Then said Mr Holy-man, There are two things that they have need to possess who go on pilgrimage; courage, and an unspotted life. If they have not courage, they can never hold on their way; and if their lives be loose, they will make the very name of a pilgrim stink.
Then said Mr Love-saints, I hope this caution is not needful among you: but truly there are many that go upon the road, who rather declare themselves strangers to pilgrimage, than strangers and pilgrims on the earth.
Then said Mr Dare-not-lie, 'Tis true. They have neither the pilgrim's weed, nor the pilgrim's courage; they go not uprightly, but all awry with their feet; one shoe goeth inward, another outward; and their hosen are out behind: here a rag, and there a rent, to the disparagement of their Lord.
These things, said Mr Penitent, they ought to be troubled for; nor are the pilgrims like to have that grace put upon them and their Pilgrim's Progress as they desire, until the way is cleared of such spots and blemishes. Thus they sat talking and spending the time until supper was set upon the table, unto which they went, and refreshed their weary bodies: so they went to rest.
Now they staid in the fair a great while, at the house of Mr Mnason, who in process of time gave his daughter Grace unto Samuel, Christian's son, to wife, and his daughter Martha to Joseph.

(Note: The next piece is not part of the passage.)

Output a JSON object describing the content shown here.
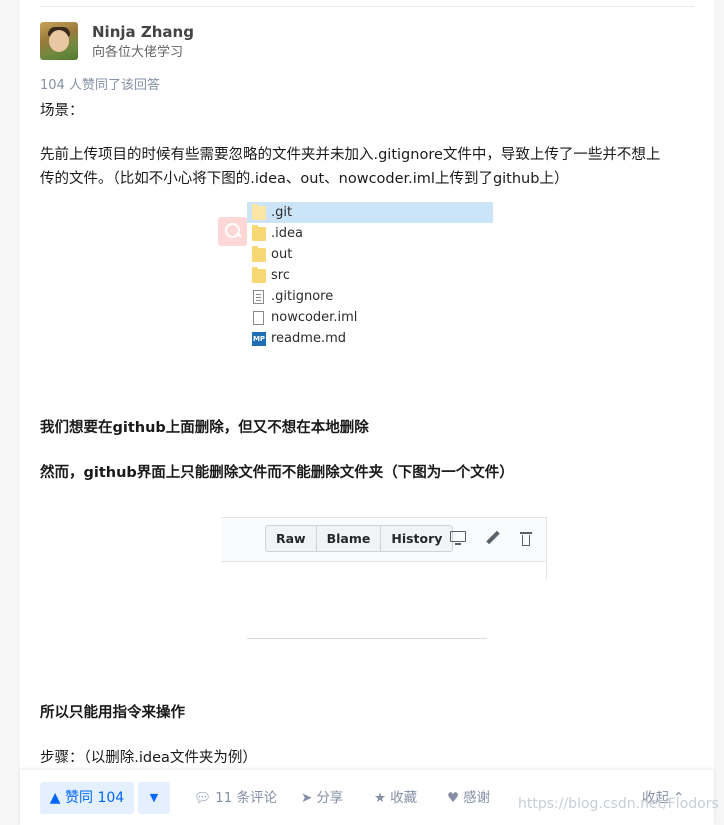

The time, as I said, that they staid here, was long, for it was not now as in former times. Wherefore the pilgrims grew acquainted with many of the good people of the town, and did them what service they could. Mercy, as she was wont, laboured much for the poor: wherefore their bellies and backs blessed her, and she was there an ornament to her profession. And, to say the truth for Grace, Phebe, and Martha, they were all of a very good nature, and did much good in their places. They were also all of them very fruitful; so that Christian's name, as was said before, was like to live in the world.